Procedure—Heifers were randomly assigned to control (n = 13) or vaccinated (27) groups. The control group was administered a multivalent vaccine wherein the BVDV component had been omitted. The vaccinated heifers were administered a single dose of vaccine (IM or SC) containing MLV BVDV1 (WRL strain). All vaccinated and control heifers were maintained in pastures and exposed to BVDV-negative bulls 21 days later. Thirty-five heifers were confirmed pregnant and were challenge exposed at 55 to 100 days of gestation by IV administration of virulent BVDV1 (7443 strain).
Results—All control heifers were viremic following challenge exposure, and calves born to control heifers were persistently infected with BVDV. Viremia was not detected in the vaccinated heifers, and 92% of calves born to vaccinated heifers were not persistently infected with BVDV.
Conclusions and Clinical Relevance—These results document that vaccination with BVDV1 strain WRL protects fetuses from infection with heterologous virulent BVDV1. (Am J Vet Res 2003;64:530–537)
Objective—To create a stochastic model to quantify the risk that shipments of cattle from regions within the United States would contain animals seropositive for bluetongue virus and to determine shipment-level accuracy of serologic testing by use of a competitive ELISA (c-ELISA).
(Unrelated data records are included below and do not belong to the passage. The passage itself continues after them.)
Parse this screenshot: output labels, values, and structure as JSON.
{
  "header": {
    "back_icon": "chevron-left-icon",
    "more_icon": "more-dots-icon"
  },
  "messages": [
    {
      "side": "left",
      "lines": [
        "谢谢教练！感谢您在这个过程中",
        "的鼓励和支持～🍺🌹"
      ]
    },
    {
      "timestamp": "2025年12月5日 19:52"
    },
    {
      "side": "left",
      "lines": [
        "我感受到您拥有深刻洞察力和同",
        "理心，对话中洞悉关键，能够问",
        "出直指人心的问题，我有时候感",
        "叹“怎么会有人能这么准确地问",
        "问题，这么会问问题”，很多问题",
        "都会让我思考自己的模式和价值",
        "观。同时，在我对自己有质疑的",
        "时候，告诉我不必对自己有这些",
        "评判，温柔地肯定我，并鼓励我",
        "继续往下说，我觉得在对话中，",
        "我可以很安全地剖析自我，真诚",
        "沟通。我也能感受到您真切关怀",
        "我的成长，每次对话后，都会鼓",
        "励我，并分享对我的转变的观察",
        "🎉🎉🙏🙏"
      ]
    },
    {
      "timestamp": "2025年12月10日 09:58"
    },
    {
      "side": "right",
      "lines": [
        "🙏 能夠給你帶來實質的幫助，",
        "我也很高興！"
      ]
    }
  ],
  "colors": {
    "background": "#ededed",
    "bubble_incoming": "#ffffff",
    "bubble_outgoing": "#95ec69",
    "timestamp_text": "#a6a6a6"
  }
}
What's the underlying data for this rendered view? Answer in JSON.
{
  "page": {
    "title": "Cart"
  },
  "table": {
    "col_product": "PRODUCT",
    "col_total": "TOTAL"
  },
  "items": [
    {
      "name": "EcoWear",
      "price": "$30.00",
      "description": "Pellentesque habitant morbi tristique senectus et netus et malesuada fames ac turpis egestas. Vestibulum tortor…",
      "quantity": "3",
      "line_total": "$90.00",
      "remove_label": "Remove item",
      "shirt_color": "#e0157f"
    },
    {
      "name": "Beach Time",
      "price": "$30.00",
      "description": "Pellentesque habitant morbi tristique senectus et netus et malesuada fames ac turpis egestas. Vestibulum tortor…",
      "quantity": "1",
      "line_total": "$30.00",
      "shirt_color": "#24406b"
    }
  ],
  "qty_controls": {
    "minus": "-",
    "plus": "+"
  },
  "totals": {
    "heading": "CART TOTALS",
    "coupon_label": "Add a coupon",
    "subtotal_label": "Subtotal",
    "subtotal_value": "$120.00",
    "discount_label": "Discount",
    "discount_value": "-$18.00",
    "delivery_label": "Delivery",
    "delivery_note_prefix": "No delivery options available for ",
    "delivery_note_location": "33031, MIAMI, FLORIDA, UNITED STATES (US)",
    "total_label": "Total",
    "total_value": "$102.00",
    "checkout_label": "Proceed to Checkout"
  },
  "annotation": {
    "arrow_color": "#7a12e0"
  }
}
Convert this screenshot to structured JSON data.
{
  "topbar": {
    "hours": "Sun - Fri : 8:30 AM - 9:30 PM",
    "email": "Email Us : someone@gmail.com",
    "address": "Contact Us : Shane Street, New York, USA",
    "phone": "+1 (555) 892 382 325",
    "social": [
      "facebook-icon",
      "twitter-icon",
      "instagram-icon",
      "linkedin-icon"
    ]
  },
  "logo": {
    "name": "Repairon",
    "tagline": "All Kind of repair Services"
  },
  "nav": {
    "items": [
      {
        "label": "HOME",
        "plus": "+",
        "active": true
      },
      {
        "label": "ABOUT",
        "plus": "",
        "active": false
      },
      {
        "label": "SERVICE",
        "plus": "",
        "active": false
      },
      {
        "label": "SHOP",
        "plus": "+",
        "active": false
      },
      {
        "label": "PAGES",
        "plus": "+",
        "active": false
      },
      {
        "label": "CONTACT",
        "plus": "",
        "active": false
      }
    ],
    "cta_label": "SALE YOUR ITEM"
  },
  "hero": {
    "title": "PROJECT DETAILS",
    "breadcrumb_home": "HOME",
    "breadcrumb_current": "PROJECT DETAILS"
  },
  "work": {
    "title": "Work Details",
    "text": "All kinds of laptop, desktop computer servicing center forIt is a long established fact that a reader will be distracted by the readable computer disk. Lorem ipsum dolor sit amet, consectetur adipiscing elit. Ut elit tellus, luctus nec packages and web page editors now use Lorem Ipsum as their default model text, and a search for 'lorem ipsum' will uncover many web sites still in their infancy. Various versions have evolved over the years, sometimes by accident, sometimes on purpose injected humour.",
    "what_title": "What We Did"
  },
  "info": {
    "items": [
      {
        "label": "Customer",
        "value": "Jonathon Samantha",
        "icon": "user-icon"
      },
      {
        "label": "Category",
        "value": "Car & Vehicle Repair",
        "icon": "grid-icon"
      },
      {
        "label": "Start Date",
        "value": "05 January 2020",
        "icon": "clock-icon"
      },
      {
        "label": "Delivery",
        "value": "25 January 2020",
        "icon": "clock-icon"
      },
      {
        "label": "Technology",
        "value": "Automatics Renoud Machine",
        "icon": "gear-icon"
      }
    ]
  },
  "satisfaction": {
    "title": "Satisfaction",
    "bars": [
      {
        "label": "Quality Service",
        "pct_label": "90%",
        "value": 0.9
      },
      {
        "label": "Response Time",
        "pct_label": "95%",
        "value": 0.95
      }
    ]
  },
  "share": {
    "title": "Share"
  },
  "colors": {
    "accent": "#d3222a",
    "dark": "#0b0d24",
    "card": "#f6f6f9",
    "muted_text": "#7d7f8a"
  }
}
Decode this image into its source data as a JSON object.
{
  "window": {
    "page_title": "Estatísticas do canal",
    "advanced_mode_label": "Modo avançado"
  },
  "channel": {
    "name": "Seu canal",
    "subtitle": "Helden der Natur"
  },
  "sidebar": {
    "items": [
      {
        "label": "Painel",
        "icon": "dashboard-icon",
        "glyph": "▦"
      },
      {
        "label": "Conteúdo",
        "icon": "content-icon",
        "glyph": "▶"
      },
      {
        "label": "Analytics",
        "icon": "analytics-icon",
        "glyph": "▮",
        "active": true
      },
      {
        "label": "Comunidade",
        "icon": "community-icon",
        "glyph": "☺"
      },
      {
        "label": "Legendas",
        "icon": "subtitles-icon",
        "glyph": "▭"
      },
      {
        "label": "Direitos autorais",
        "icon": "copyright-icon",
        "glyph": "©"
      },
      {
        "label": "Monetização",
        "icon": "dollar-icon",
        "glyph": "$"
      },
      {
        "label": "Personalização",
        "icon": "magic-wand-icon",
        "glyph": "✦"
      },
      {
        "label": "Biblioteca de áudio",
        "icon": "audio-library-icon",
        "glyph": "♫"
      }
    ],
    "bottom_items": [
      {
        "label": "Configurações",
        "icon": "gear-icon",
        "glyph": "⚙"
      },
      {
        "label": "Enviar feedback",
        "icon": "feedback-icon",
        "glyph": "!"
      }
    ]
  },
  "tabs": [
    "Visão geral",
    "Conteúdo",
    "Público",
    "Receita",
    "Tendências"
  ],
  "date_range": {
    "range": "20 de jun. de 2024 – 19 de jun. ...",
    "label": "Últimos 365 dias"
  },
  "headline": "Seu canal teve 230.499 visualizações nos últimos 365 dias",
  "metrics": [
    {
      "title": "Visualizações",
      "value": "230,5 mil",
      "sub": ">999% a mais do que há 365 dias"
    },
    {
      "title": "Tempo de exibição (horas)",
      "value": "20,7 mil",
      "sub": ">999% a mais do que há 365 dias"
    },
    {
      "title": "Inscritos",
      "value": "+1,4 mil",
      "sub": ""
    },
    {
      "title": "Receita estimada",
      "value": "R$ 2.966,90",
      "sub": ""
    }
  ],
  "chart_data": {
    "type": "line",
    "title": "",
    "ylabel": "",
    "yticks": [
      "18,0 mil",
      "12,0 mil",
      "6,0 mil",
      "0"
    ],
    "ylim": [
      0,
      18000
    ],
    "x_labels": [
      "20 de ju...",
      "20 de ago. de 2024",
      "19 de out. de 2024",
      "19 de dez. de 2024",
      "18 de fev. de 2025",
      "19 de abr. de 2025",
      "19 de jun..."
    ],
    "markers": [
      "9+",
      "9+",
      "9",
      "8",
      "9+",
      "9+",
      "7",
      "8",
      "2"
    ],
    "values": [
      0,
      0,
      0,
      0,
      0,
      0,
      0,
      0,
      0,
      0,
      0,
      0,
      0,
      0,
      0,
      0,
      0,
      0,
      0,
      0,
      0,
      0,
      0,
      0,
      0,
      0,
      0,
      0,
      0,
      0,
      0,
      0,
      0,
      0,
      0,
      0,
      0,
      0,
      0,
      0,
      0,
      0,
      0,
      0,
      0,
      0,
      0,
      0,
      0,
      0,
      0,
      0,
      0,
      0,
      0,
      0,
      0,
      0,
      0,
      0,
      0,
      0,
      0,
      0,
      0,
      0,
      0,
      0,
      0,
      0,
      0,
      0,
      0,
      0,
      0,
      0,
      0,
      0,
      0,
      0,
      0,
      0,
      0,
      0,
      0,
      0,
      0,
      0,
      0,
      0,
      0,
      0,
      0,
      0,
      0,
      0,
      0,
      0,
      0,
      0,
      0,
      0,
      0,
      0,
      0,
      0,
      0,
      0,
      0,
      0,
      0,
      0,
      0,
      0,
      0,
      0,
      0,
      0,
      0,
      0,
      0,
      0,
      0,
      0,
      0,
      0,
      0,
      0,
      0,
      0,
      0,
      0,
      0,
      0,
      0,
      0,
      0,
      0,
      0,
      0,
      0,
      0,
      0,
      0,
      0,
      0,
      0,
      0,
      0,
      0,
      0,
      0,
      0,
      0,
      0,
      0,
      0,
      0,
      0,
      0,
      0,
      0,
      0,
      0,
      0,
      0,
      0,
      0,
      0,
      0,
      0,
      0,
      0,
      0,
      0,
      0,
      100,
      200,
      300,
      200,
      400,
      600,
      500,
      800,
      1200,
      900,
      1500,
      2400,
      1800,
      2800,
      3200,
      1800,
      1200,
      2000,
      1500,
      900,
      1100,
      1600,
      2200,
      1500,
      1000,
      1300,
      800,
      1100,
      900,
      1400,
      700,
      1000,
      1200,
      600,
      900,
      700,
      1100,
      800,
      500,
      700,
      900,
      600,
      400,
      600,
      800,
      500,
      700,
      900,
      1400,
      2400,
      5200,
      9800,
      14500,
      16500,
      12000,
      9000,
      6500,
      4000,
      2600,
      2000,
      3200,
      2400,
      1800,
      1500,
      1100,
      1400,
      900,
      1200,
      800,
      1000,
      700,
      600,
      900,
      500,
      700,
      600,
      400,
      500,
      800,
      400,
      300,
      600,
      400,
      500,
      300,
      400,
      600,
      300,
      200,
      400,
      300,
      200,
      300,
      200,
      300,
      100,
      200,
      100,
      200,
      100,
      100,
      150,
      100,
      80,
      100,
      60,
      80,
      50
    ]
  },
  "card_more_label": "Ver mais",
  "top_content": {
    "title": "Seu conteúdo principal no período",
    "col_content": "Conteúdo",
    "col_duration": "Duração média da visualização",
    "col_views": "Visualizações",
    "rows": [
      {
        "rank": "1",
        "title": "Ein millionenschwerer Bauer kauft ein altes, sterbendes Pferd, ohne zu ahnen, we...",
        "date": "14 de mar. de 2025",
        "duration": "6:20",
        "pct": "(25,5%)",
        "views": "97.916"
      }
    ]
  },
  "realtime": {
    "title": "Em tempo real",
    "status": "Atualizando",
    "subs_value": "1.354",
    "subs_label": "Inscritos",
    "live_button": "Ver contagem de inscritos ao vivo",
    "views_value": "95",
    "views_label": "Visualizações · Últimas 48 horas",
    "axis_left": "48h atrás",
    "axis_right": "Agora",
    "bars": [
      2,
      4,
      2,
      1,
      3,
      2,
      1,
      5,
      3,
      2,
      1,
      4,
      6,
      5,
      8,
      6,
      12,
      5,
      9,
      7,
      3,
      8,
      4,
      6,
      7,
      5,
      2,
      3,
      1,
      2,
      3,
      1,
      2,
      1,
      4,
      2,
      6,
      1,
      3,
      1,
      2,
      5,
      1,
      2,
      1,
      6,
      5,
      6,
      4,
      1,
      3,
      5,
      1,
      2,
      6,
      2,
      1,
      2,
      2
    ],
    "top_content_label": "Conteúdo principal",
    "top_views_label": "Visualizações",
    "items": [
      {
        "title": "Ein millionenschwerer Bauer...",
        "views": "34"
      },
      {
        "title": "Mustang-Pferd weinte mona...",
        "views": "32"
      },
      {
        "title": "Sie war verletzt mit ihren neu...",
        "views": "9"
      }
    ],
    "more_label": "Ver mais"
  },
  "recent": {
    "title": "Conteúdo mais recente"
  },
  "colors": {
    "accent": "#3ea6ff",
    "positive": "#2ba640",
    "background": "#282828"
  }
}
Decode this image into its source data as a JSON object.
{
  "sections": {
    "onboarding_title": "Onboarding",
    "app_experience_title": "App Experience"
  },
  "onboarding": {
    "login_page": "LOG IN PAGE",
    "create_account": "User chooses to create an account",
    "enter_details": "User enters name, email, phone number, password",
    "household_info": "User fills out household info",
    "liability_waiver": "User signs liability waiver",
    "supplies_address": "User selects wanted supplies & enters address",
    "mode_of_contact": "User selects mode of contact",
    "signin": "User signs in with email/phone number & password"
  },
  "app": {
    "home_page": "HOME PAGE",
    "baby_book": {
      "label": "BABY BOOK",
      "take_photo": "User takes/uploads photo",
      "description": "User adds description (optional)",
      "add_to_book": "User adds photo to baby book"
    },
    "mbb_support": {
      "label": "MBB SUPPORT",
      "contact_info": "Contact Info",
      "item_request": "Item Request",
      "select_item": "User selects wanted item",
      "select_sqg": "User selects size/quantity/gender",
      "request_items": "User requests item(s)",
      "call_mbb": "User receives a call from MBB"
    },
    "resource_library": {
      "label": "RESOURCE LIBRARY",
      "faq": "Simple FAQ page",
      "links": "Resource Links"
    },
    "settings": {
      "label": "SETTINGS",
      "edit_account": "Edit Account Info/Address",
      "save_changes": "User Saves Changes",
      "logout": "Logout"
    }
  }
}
Sample Population—19,216 shipments containing 528,918 cattle and calves.
Procedure—Data were obtained on number of animals and state of origin of cattle in export shipments originating within the United States between January 1994 and March 2002. Probability distributions for size of export shipments were determined for all states within the United States, and distributions for agar gel immunodiffusion and c-ELISA accuracy (sensitivity and specificity) were determined from expert opinion and review of the literature. The model simulated selection of a shipment and then determined the probability that a threshold number or percentage of cattle within that shipment would have a positive c-ELISA result. Shipment-level sensitivity, specificity, positive-predictive value, and negative-predictive value were calculated.
Results—Substantial differences were evident in the regional probability of a shipment being declared positive, with shipments from northeastern states having the lowest probability and shipments from southwestern states having the highest probability. The c- ELISA had variable predictive values at the shipment level, depending on the threshold used and the prevalence of antibody-positive cattle within the region.
Conclusions and Clinical Relevance—Results from this study will aid importers in making scientifically based decisions regarding risk of importing antibodypositive cattle. ( Am J Vet Res 2003;64:520–529)